By Jim Kunstler
A friend asked me how come the public apparently grasps the reality of climate change but can’t seem to wrap its collective brain around the unfolding oil crisis.
I'm not convinced that the public does grasp climate change. It's perceived, perhaps, as a background story to daily life, which goes on regardless. Are you even sure Hollywood didn't invent it -- and maybe some boob at Time Magazine is selling it as though it were really happening?
Few have anything to gain by espousing denial of climate change. It's hard for most people to tell if they have been affected by it. It doesn't quite seem real. Those who actually make gestures in the face of it –- screwing in compact fluorescent lightbulbs, buying Prius cars -- end up appearing ridiculous, like an old granny telling you to fetch your raincoat and rubbers because a force five hurricane is organizing iself offshore, beyond the horizon.

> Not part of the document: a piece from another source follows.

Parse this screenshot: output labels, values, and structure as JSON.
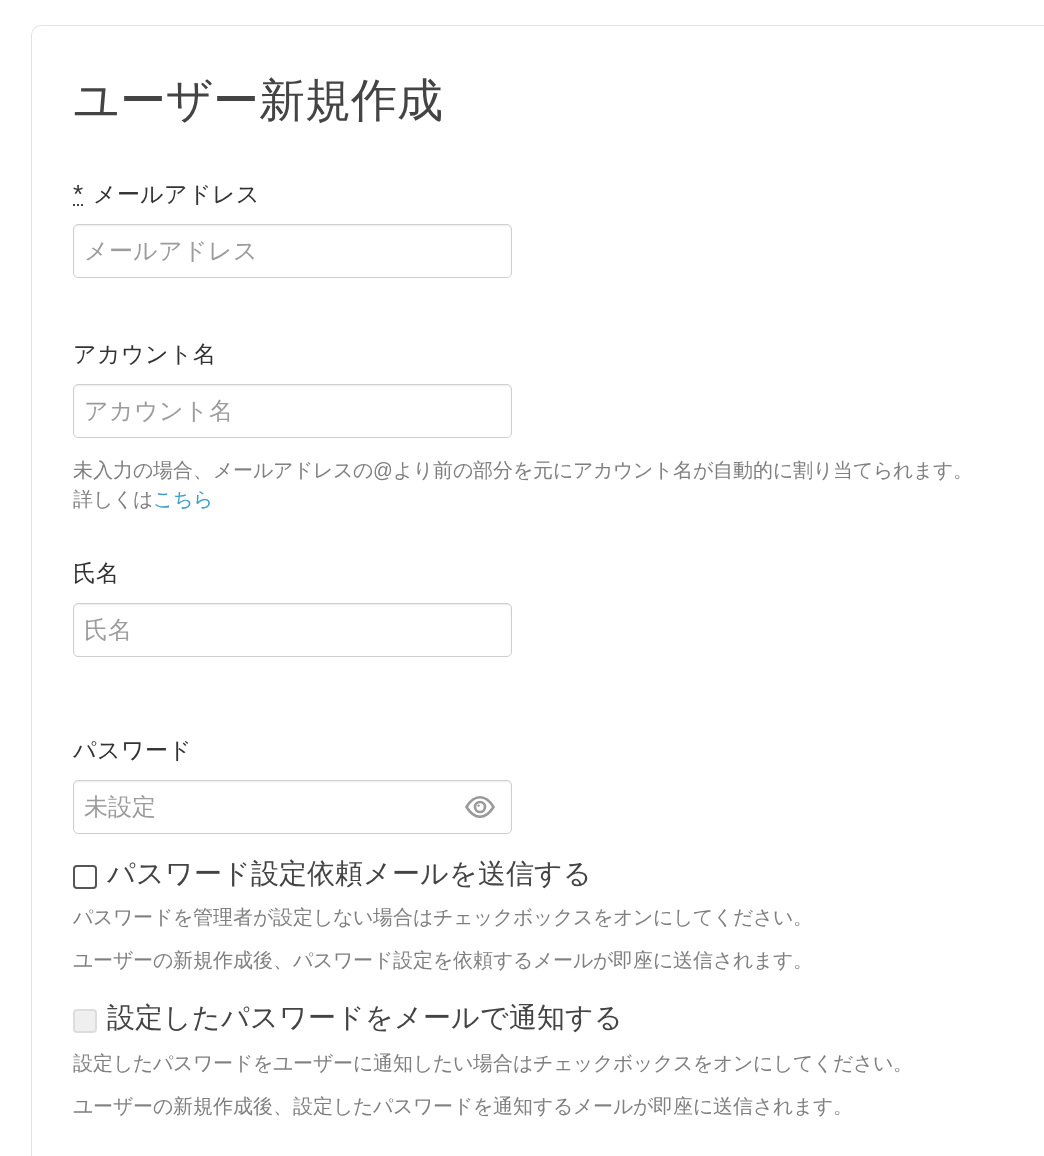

The public appears aggressively clueless about the peak oil story. They do not accept any threats to the motoring regime. The news media is surely not helping sort things out. I saw a remarkable display of ignorance on CNN last week when the new resident idiot-maniac Glenn Beck hosted Teamster Union boss James Hoffa and they agreed that the oil companies were to blame for high fuel prices. To put it as plainly as possible, Beck doesn't know what the fuck he's talking about, and it's disgraceful that CNN gives free reign to this moron to misinform the public. It's perhaps equally amazing that Hoffa doesn't know we have entered a permanent global oil crisis based on demand having outrun supply. These two idiots think that if Exxon-Mobil built a new refinery down in Louisiana, everything would be fine, diesel fuel would go back down to 99 cents a gallon, and it would be Christmas every morning.
This has been a pretty remarkable month, actually, with all the problems of "The Long Emergency" accelerating impressively. Oil is now testing the $120 mark, the airline industry is imploding (largely over fuel costs), the housing scene has reached a degree of collapse unseen since the 1930s, food shortages have strayed out of the Third World and begun to affect Japan and the USA, bats are dying of a mysterious disease in the Northeast, and the Arctic sea ice is shrinking away to nothing.
We're in a strange collective psychic bubble. We'd like to forget about all these troubling rumors of hardship and bad weather and just get on with the daily task of making a living and paying for stuff and enjoying our customary entertainments. The comforting ceremonies of everyday life seem to continue. The freeways are still full of cars. Nancy Grace comes on TV dependably at 8 p.m. and is there deploring the latest pervert arrest. The baseball season has ramped up and the teams are criss-crossing the nation in their chartered airplanes. The stock market is actually going up -- what's wrong with that?
But there's an equally eerie vibe out there that things are seriously out-of-whack. We're on the edge of something. We're at the entrance of a dark passage where some of the ceremonies of daily life meet resistance. You go to the WalMart and five of your six credit cards are refused. Uh oh. It begins to dawn on you that you're spending a quarter of your take-home pay filling up the gas-tank every week. There's no dial tone when you pick up the telephone. How could all the supermarkets in town be out of rice? The local hospital just declared bankruptcy. The neighbors down the street auctioned off all their furniture in the driveway last week. Why does the cat pick up so many ticks these days?
Events are not through with us this year. They'll keep moving where they will whether we believe in them or not. I'm hardly even convinced that it matters who wins the presidential race this year. It could end up being the world's biggest booby prize.